41. Come out from behind the furniture. Your whole body communicates, so why hide most of it? If you have huge pulpit furniture, just come out from behind it. This isn’t just about being contemporary, Lloyd-Jones removed the curtain at Westminster Chapel for the same reason (although he chose to wear a robe, which slightly defeated the logic).
42. Gesture bigger to look natural. Unless you are preaching to one person across a table, you need to gesture bigger than normal if you want to look normal. Make sure your gestures and movements are big enough for the room you are in, and then make sure they still look natural and not stiff or forced. Simple.
43. Discover your stiff preaching zone. Speaking of stiffness in preaching, what aspect of delivery freezes when you stand in front of a crowd? It is a typical and subconscious response to public speech. Find it and deal with it. It could be your voice getting in a certain pitch range, or a fixed volume, or a specific gesture repeated endlessly, or the direction your eyes look, etc.
44. Left to right and back to front. Make sure your gestures make sense from the perspective of your listeners. Left is right and right is left. Past is right and future is left. A bit of practice and your gestures will start to make way more sense to those listening with their eyes.

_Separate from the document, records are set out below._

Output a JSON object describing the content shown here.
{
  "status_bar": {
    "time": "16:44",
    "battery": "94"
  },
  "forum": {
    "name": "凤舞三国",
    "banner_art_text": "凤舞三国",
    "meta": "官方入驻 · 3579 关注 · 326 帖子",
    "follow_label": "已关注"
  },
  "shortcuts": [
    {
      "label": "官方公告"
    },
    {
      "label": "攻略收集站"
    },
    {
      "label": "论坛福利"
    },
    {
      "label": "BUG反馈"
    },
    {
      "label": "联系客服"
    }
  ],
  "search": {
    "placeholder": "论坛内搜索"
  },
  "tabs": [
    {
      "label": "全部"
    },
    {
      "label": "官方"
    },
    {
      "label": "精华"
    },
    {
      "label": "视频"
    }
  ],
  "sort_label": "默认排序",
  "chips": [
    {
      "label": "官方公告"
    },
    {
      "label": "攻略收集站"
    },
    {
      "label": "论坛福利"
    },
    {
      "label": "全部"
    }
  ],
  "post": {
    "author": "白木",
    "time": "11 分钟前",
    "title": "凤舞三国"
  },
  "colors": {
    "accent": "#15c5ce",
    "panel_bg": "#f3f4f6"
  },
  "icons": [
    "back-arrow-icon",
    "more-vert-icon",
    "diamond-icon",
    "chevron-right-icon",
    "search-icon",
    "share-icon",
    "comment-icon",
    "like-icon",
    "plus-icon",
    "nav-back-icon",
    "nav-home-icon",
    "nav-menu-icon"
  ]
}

45. Practice storytelling at home. Whether you are preaching narrative or giving an illustration, you will need to tell stories. Some are natural at this, some are awkward in the extreme. Practice at home. Children are always ready to listen to a story (it doesn’t have to be biblical for practice time – what happened today while you were out? Be descriptive, engaging, suspenseful, etc.)